Rather, this “lean” refers to lean manufacturing, and it’s been around for decades. The goal is to reduce waste of all kinds. This is so important to industry, because when a company produces a defective product, there’s wasted materials, labour, packaging, and shipping, not to mention the waste of customer goodwill!
Waste reduction gets plenty of attention in our lives too, where it’s usually focused on reducing the amount of stuff that ends up in landfills. However, reducing waste from a lean perspective is a lot broader than just reducing the number of garbage bags at the curb.
Some types of waste are easily visible. For example, when you buy something that you don’t need or never use and then throw it out, there’s visible waste.
But, there’s even more waste than that! There’s the wasted time you spent shopping for the product, the wasted money you spent on it, and the waste of storage space that it occupied till you got around to getting rid of it.

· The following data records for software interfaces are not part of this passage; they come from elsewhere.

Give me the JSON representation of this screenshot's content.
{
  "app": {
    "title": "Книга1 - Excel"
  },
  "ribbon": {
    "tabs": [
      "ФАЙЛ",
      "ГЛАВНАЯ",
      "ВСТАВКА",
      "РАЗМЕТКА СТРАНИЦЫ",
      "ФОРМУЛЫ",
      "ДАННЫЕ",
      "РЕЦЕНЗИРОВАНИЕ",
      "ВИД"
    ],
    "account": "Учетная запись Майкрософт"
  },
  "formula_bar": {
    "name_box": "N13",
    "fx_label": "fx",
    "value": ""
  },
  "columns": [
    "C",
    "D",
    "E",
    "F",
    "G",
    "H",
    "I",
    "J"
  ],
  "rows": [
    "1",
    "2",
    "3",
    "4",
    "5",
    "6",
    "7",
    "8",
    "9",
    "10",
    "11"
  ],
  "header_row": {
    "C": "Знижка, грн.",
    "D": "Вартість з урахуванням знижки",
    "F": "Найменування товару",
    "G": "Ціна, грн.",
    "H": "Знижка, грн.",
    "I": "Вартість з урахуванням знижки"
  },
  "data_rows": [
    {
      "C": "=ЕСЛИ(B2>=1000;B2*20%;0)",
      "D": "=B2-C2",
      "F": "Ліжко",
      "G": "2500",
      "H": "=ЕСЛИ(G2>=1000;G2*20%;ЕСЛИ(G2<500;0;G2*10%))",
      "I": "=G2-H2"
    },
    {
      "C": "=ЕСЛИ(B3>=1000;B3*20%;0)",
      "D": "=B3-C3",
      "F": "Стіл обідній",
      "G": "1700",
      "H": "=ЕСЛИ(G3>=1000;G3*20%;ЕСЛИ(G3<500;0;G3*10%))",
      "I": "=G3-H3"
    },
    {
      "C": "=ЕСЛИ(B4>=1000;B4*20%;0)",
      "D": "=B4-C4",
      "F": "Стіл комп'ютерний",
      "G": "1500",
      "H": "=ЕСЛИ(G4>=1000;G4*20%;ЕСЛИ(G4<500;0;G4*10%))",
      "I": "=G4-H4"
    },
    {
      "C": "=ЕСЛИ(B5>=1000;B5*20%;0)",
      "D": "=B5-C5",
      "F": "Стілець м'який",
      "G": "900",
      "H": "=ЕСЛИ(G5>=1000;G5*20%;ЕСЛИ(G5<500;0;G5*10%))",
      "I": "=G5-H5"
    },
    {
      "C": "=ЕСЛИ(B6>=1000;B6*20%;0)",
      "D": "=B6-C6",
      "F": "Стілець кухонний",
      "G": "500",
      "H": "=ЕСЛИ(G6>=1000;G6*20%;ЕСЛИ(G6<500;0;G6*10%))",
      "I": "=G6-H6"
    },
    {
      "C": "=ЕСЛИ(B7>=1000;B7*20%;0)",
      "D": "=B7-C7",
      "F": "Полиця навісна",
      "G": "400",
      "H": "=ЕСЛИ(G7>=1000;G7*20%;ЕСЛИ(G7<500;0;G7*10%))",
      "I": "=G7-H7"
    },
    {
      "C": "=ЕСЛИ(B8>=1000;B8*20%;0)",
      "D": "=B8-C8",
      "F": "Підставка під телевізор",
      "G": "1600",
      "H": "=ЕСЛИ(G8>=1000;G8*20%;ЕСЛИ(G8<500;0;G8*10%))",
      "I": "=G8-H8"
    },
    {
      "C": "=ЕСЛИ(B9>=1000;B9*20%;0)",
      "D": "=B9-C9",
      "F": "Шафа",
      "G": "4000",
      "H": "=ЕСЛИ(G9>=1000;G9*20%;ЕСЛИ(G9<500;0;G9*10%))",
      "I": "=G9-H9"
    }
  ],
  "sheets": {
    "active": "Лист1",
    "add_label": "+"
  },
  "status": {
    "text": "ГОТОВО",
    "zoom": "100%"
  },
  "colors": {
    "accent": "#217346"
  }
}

Those are just a few examples of not-so-visible wastes. They aren’t wastes of materials, but they are wastes, nevertheless. What are some others?
Unnecessary transportation is a waste of time and gas. Combining your errands can limit that waste.
Unnecessary motion is another waste. When you store items close to where you use them, then you don’t waste time and energy fetching and returning. If we could keep everything right where we need it, how efficient we would be! But I suppose that storing the vacuum cleaner in the middle of the floor is not the answer…
Waiting is another waste. We’ve all spent time waiting, and there may seem to be little we can do to prevent it. Ask, “Is there anything I can control?” If the doctor always runs late in the afternoon, try making early morning appointments. You can also prepare; bring something so you make use of the delay. Or choose to look at the wait as an opportunity to relax; a change of mindset alone could transform waiting from waste to value.
Overproduction (making more than you can use) is a waste. If you don’t like leftovers, then cooking a turkey for a few people results in waste. If, on the other hand, you transform leftovers into soups and sandwiches, then that’s not waste; that’s efficiency!
This is only a partial list of the wastes that lean manufacturing focuses on reducing. And while wastes of materials, motion, and time are all important, there is one more category of waste that is possibly the most important of all. It is…the waste of human potential.
When people are not working or living up to their potential, that’s a waste—for them and for society. What can you do? Encourage. Support. Set an example. Take up a challenge instead of sticking to the easiest path.
Are you living and working to your potential? If so, how do you know? If not, what might you do to move closer to your potential?